Will your be wearing a veil on your wedding day? Many brides ask themselves this very question over and over! For some, their day would not be complete without a veil, when else is it acceptable to wear a veil than on your wedding day? At GMINI HQ we’re big fans of all types and lengths of veils. To help you know your blusher from your fingertip, read on for our guide:
Blusher: A blusher veil is a short single layer veil that is worn over the face during your walk up the aisle. A blusher is a great way of protecting yourself a little from all the loving faces looking at you whilst you walk up the aisle!
Birdcage: The birdcage veil is very small in comparison to other veils as it stops at your chin and is most commonly worn with a dainty pill box hat.
Flyaway: A flyaway veil is made of several layers of fabric and will sweep your shoulders.
Elbow: An A line veil with shorter blusher front that ends between your elbows and fingertips. The elbow veil is very popular for brides who want an easy to wear veil.
Fingertip: The fingertip veil is the most versatile as its length works well with many dress silhouettes, especially a ball gown. Not surprisingly the fingertip veil ends at your knees- only joking, it ends at your fingertips!
Sweep: A sweep veil brushes the floor and will extend 8 to 12 inches beyond your wedding dress.
Chapel: The chapel length veil can have several layers and a blusher front and will extend onto the floor. It will fall approximately seven feet from your head.
Cathedral: The cathedral veil is always the length chosen by Royalty, it can extend three to four yards beyond your gown and will make a big impact!
Mantilla: The mantilla veil has been very popular over the last few years, thanks to its delicate lace edging. The veil is a long Spanish style piece of lace that frames the face, the fabric can be either entirely lace or edged with lace.

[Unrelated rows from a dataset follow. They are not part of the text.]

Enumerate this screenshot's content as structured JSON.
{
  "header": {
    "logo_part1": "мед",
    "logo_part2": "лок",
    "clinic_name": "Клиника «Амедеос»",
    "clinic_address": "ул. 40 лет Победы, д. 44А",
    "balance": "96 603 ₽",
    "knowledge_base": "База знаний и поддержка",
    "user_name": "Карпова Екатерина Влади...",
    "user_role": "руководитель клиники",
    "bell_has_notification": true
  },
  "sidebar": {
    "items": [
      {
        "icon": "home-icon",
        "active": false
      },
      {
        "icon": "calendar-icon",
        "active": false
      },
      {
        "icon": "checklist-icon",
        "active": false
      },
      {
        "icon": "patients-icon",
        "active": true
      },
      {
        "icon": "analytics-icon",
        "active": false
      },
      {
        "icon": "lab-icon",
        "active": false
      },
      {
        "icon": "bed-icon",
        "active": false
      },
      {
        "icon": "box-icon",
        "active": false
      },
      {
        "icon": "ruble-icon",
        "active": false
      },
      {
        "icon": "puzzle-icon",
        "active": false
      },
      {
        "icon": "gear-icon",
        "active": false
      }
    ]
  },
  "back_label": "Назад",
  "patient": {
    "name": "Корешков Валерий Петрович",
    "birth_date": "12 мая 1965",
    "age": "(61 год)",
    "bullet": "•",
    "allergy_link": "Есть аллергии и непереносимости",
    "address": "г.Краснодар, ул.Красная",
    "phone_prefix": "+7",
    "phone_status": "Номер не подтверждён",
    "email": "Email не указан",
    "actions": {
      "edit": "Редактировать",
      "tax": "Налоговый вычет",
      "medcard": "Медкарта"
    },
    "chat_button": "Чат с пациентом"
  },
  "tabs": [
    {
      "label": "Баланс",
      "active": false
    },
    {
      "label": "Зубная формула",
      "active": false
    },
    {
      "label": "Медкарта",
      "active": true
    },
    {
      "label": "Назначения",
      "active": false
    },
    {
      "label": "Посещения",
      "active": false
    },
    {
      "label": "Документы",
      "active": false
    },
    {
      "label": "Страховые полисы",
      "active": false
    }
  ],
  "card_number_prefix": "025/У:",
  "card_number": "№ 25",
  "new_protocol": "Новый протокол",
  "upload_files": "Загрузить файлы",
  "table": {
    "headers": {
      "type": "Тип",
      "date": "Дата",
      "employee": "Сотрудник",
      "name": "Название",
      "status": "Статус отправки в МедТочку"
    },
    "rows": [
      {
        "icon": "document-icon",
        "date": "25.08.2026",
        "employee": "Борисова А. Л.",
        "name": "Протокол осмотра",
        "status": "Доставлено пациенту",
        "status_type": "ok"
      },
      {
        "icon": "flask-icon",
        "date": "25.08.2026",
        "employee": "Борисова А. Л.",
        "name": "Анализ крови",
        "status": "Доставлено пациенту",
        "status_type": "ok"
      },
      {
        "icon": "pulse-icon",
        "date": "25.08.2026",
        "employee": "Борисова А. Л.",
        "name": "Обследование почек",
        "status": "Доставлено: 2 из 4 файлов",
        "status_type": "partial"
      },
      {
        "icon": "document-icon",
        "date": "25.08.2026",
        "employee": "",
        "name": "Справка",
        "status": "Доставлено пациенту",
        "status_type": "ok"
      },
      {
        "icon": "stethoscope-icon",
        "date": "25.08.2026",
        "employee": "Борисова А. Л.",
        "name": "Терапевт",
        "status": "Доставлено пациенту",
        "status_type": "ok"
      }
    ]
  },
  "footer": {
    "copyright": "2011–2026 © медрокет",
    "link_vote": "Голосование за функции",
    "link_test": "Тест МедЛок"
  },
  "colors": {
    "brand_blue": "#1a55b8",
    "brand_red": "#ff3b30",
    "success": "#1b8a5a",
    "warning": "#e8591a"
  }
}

Cap veil: Straight out of Romeo & Juliet, the cap veil begins with a cap worm on your head and falls into the veil to whatever length you prefer.
1. Always consider your wedding dress. Ideally you should choose your wedding dress first and then decide on your veil. If you dress is lace or beaded think of complementing these accents with the same look on your veil, but remember the veil shouldn’t take away from your wedding gown.
2. Don’t forget about your ceremony venue. If you’ve a very short aisle to walk up the drama of a cathedral length veil may be lost. If you’re getting married outside, a shorter veil will be most manageable in any windy weather your might have.
3. Style your hair to suit your veil. Veils work brilliantly with relaxed down hairstyles but that doesn’t mean you can’t wear your hair up, if that’s what you really want. Chat to your hairdresser about the length and look of your veil at your hair trial to make sure you are happy with the look.
(Intro image: Percy Handmade via Deerpearl Flowers)